DATA PROVIDED: Begin

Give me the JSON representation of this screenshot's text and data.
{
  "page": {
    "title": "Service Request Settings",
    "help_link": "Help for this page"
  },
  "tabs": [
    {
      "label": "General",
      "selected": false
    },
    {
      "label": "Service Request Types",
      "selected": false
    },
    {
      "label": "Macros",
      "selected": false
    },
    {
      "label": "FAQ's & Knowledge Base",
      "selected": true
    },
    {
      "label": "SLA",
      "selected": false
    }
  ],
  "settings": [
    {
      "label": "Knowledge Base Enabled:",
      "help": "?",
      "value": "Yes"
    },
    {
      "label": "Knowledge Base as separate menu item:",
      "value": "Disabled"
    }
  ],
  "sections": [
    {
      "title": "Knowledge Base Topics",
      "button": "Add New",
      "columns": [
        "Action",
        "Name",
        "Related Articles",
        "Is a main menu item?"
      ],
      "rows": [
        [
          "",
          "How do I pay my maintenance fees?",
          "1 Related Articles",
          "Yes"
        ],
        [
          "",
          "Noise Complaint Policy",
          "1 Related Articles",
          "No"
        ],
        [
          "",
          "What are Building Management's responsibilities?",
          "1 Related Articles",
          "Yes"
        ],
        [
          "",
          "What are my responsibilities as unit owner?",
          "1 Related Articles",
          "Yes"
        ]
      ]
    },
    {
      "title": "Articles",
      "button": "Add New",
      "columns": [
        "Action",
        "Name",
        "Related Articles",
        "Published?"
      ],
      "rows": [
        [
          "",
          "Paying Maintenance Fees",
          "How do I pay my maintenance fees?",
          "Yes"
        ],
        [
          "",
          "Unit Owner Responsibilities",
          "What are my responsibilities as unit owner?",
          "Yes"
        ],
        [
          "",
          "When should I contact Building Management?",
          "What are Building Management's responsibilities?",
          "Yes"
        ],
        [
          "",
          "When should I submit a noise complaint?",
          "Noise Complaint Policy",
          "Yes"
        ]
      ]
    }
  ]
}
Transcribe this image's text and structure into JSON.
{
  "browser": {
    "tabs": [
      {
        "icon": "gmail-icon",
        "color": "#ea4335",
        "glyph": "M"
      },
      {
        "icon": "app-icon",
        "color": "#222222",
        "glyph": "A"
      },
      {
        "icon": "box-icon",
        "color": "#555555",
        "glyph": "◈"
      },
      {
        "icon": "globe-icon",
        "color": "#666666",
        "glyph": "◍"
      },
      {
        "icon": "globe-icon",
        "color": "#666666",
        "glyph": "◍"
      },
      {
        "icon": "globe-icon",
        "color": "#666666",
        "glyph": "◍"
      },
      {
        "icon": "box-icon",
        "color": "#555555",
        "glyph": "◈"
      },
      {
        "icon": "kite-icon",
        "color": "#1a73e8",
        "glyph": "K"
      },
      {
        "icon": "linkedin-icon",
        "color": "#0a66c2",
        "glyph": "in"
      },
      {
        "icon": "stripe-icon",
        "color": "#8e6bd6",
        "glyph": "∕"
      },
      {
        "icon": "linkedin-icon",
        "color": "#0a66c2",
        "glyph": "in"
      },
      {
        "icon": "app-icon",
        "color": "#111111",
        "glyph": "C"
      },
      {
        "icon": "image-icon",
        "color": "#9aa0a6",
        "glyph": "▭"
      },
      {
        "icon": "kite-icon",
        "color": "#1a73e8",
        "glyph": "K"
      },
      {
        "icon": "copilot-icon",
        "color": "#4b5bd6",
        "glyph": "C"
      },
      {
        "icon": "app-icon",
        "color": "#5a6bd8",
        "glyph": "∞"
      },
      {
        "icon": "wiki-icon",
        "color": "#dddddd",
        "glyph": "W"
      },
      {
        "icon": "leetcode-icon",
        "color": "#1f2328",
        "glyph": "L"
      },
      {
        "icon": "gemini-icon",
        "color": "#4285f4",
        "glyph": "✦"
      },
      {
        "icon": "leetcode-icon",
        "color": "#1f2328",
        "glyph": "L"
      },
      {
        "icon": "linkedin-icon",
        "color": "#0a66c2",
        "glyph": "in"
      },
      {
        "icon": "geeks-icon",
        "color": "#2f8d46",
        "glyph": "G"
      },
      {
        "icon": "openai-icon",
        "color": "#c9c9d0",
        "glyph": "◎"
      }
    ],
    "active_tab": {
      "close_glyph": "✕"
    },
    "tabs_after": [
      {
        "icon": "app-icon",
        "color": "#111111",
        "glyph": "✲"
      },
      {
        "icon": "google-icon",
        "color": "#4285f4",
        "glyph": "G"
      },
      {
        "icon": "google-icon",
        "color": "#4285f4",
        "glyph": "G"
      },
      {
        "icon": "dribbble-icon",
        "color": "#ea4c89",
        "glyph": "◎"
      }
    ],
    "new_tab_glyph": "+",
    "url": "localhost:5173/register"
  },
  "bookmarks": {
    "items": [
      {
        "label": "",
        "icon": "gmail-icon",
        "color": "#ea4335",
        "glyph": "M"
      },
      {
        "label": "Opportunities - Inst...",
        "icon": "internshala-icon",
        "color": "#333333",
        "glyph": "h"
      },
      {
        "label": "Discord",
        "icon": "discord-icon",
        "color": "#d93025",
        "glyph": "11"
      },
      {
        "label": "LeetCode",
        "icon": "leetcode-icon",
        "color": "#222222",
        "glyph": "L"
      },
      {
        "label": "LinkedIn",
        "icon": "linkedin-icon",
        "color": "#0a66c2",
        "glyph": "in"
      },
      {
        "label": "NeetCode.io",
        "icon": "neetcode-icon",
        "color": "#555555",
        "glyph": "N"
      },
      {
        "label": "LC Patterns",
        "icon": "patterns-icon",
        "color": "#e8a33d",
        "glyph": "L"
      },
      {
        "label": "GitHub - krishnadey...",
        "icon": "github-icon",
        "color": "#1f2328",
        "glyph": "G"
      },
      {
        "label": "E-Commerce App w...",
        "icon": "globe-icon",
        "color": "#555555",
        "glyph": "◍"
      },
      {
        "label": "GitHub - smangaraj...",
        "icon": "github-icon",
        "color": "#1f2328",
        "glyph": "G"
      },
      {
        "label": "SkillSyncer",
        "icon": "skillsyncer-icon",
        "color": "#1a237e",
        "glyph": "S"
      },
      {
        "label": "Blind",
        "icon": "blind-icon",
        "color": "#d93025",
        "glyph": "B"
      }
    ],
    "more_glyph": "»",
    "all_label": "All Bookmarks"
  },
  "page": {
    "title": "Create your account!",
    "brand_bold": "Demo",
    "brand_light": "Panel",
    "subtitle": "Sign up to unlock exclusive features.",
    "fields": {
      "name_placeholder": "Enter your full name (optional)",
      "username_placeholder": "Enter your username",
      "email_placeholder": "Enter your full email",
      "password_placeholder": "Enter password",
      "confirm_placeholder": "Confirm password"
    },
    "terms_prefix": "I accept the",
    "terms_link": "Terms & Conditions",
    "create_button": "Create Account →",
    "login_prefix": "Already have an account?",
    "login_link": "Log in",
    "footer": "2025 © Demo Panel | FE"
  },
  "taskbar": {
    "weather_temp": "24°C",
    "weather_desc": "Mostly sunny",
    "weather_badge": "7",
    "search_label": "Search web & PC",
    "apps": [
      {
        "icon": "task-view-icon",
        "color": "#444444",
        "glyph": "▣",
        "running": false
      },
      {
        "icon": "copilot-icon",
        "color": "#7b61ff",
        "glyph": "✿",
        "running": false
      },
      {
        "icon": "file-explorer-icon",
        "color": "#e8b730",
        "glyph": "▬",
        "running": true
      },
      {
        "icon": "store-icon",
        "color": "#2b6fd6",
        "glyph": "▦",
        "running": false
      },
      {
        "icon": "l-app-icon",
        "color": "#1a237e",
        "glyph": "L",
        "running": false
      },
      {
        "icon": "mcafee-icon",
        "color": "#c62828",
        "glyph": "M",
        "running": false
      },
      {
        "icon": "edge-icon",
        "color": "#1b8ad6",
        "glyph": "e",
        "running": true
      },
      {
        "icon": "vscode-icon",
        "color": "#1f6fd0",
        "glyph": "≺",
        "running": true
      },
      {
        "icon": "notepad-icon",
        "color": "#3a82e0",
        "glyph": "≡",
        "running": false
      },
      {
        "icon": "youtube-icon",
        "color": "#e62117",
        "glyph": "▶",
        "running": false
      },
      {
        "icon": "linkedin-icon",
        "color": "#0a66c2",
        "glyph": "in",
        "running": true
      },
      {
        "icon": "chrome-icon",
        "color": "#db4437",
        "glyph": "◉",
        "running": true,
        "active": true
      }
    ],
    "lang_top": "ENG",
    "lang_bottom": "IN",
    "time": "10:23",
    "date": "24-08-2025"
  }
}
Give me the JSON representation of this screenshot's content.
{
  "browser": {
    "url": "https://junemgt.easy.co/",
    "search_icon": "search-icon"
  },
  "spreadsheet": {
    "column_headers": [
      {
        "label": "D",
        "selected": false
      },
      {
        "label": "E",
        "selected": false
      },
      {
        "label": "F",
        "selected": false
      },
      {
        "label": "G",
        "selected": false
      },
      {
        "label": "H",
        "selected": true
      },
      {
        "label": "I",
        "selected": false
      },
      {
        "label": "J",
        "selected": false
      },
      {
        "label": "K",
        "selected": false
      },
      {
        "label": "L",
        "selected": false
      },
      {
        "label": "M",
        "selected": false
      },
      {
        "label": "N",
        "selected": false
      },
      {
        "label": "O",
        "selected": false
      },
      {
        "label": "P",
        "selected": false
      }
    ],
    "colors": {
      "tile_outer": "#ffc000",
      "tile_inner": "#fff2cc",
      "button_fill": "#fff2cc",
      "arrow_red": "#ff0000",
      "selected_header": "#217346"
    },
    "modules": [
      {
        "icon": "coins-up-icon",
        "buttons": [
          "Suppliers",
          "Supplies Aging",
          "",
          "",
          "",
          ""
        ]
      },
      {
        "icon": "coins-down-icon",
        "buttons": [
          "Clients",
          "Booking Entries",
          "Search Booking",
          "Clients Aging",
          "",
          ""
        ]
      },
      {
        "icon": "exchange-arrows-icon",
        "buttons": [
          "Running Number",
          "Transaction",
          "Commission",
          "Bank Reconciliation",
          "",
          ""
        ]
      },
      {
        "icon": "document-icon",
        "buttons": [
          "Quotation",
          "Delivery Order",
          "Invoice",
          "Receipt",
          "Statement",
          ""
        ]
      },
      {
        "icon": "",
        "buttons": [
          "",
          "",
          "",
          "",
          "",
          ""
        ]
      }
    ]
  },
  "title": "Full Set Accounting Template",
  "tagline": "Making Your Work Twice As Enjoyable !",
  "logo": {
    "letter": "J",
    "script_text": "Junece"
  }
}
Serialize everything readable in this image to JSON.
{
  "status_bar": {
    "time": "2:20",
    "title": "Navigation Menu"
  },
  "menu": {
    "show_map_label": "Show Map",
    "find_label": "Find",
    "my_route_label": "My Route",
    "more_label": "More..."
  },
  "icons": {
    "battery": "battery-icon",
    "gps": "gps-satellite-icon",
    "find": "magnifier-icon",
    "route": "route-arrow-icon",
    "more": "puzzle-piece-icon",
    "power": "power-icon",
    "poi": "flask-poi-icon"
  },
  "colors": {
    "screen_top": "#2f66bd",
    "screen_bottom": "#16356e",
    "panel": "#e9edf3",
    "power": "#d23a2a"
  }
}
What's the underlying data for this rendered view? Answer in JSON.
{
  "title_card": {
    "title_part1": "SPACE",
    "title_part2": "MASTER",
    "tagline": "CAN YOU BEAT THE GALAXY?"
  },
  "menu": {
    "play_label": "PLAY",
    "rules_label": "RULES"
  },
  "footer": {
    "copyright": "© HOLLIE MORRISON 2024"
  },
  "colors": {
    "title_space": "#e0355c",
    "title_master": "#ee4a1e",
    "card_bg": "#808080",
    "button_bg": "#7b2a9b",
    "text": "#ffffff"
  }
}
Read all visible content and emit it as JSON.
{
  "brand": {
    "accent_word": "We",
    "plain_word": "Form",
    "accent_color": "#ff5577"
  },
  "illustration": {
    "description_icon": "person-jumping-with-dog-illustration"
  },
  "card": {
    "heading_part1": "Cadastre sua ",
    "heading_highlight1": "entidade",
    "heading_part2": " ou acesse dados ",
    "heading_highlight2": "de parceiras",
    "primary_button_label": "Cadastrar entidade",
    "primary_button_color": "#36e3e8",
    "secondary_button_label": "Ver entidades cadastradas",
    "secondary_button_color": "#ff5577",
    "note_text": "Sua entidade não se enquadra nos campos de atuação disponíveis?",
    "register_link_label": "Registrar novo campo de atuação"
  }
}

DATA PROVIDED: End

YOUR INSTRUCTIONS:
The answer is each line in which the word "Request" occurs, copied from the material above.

OUTPUT:
    "title": "Service Request Settings",
      "label": "Service Request Types",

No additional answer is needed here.